A total of 1,735,068 civilians – mostly women and children, as men stayed home to fight – have so far crossed the border into Central Europe, the UNHCR said.
Russian shelling is preventing the evacuation of civilians from Kyiv, Mariupol, Sumy, Kharkiv, Volnovakha and Mykolayiv, Ukraine’s Foreign Ministry said today.
In a statement it added: ‘This prevents the safe passage of humanitarian columns with Ukrainian and foreign citizens, as well as the delivery of medicines and food.’
The ministry called on foreign leaders to force Russia to observe a ceasefire to prevent what it said could be a humanitarian catastrophe.
Russia calls its actions in Ukraine a ‘special operation’.
Even after the evacuation corridors were announced, Russia’s armed forces continued to pummel Ukrainian cities, with multiple rocket launchers hitting residential buildings.
Ukrainian officials accused Moscow of resorting to ‘medieval siege’ tactics in some places, and in one encircled city, Mariupol, there was no sign yet of an evacuation.
Pictured: A photograph taken on March 7, 2022 shows burned flats following a shelling in Ukraine’s second-biggest city of Kharkiv on the 12th day of Russia’s invasion of Ukraine
People walk past a car wreck following a shelling in Ukraine’s second-biggest city of Kharkiv
Efforts to set up safe passages for civilians to leave besieged areas over the weekend fell apart.
But the Russian Defense Ministry announced a new push today, saying civilians would be allowed to leave the capital of Kyiv, the southern port city of Mariupol, and the cities of Kharkiv and Sumy.
The two sides met for a third round of talks Monday, according to Russian state media, though hopes for any breakthrough were dim.

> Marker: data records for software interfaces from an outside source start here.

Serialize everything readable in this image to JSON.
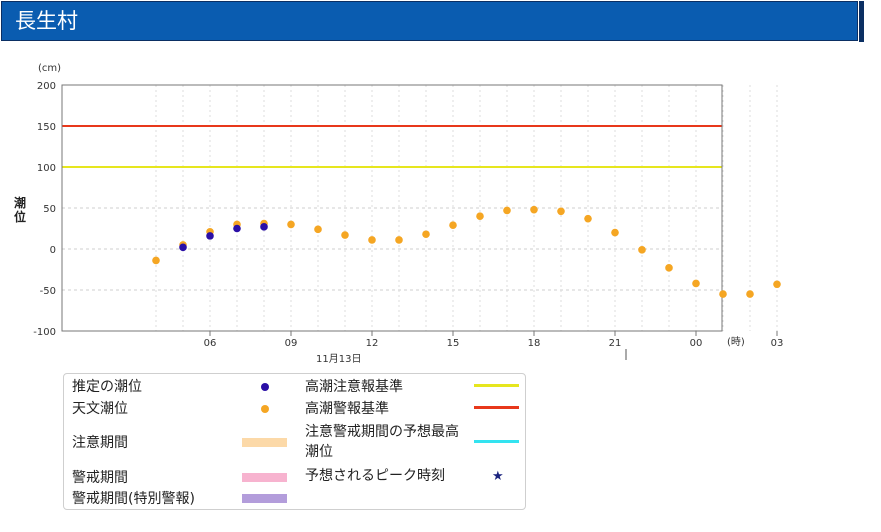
{
  "header": {
    "title": "長生村"
  },
  "chart_data": {
    "type": "scatter",
    "y_unit": "(cm)",
    "ylabel": "潮位",
    "ylim": [
      -100,
      200
    ],
    "y_ticks": [
      "200",
      "150",
      "100",
      "50",
      "0",
      "-50",
      "-100"
    ],
    "x_ticks": [
      "06",
      "09",
      "12",
      "15",
      "18",
      "21",
      "00",
      "03"
    ],
    "x_unit": "(時)",
    "date_label": "11月13日",
    "grid": true,
    "series": [
      {
        "name": "推定の潮位",
        "color": "#2a0fa6",
        "x": [
          "11/13 05:00",
          "11/13 06:00",
          "11/13 07:00",
          "11/13 08:00"
        ],
        "y": [
          2,
          16,
          25,
          27
        ]
      },
      {
        "name": "天文潮位",
        "color": "#f5a623",
        "x": [
          "11/13 04:00",
          "11/13 05:00",
          "11/13 06:00",
          "11/13 07:00",
          "11/13 08:00",
          "11/13 09:00",
          "11/13 10:00",
          "11/13 11:00",
          "11/13 12:00",
          "11/13 13:00",
          "11/13 14:00",
          "11/13 15:00",
          "11/13 16:00",
          "11/13 17:00",
          "11/13 18:00",
          "11/13 19:00",
          "11/13 20:00",
          "11/13 21:00",
          "11/13 22:00",
          "11/13 23:00",
          "11/14 00:00",
          "11/14 01:00",
          "11/14 02:00",
          "11/14 03:00"
        ],
        "y": [
          -14,
          5,
          21,
          30,
          31,
          30,
          24,
          17,
          11,
          11,
          18,
          29,
          40,
          47,
          48,
          46,
          37,
          20,
          -1,
          -23,
          -42,
          -55,
          -55,
          -43
        ]
      }
    ],
    "reference_lines": [
      {
        "name": "高潮注意報基準",
        "value": 100,
        "color": "#e6e61e"
      },
      {
        "name": "高潮警報基準",
        "value": 150,
        "color": "#e8381b"
      }
    ]
  },
  "legend": {
    "items": [
      {
        "label": "推定の潮位",
        "kind": "dot",
        "color": "#2a0fa6"
      },
      {
        "label": "天文潮位",
        "kind": "dot",
        "color": "#f5a623"
      },
      {
        "label": "注意期間",
        "kind": "box",
        "color": "#fcd9a8"
      },
      {
        "label": "警戒期間",
        "kind": "box",
        "color": "#f7b3cf"
      },
      {
        "label": "警戒期間(特別警報)",
        "kind": "box",
        "color": "#b39ddb"
      },
      {
        "label": "高潮注意報基準",
        "kind": "line",
        "color": "#e6e61e"
      },
      {
        "label": "高潮警報基準",
        "kind": "line",
        "color": "#e8381b"
      },
      {
        "label": "注意警戒期間の予想最高潮位",
        "kind": "line",
        "color": "#33e3f0"
      },
      {
        "label": "予想されるピーク時刻",
        "kind": "star",
        "color": "#1a237e"
      }
    ]
  }
}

The countries’ foreign ministers are also scheduled to meet in Turkey on Thursday, according to that country’s top diplomat.
Ukrainians, whose ferocious resistance has slowed the invasion and thwarted any hopes Moscow had for a lightning victory, have been reinforcing cities across the country.
The death toll, meanwhile, remains unclear. The U.N. has confirmed a few hundred civilian deaths but also warned the number is a vast undercount. Police for the Kharkiv region said Monday that 209 people have died there alone, 133 of them civilians.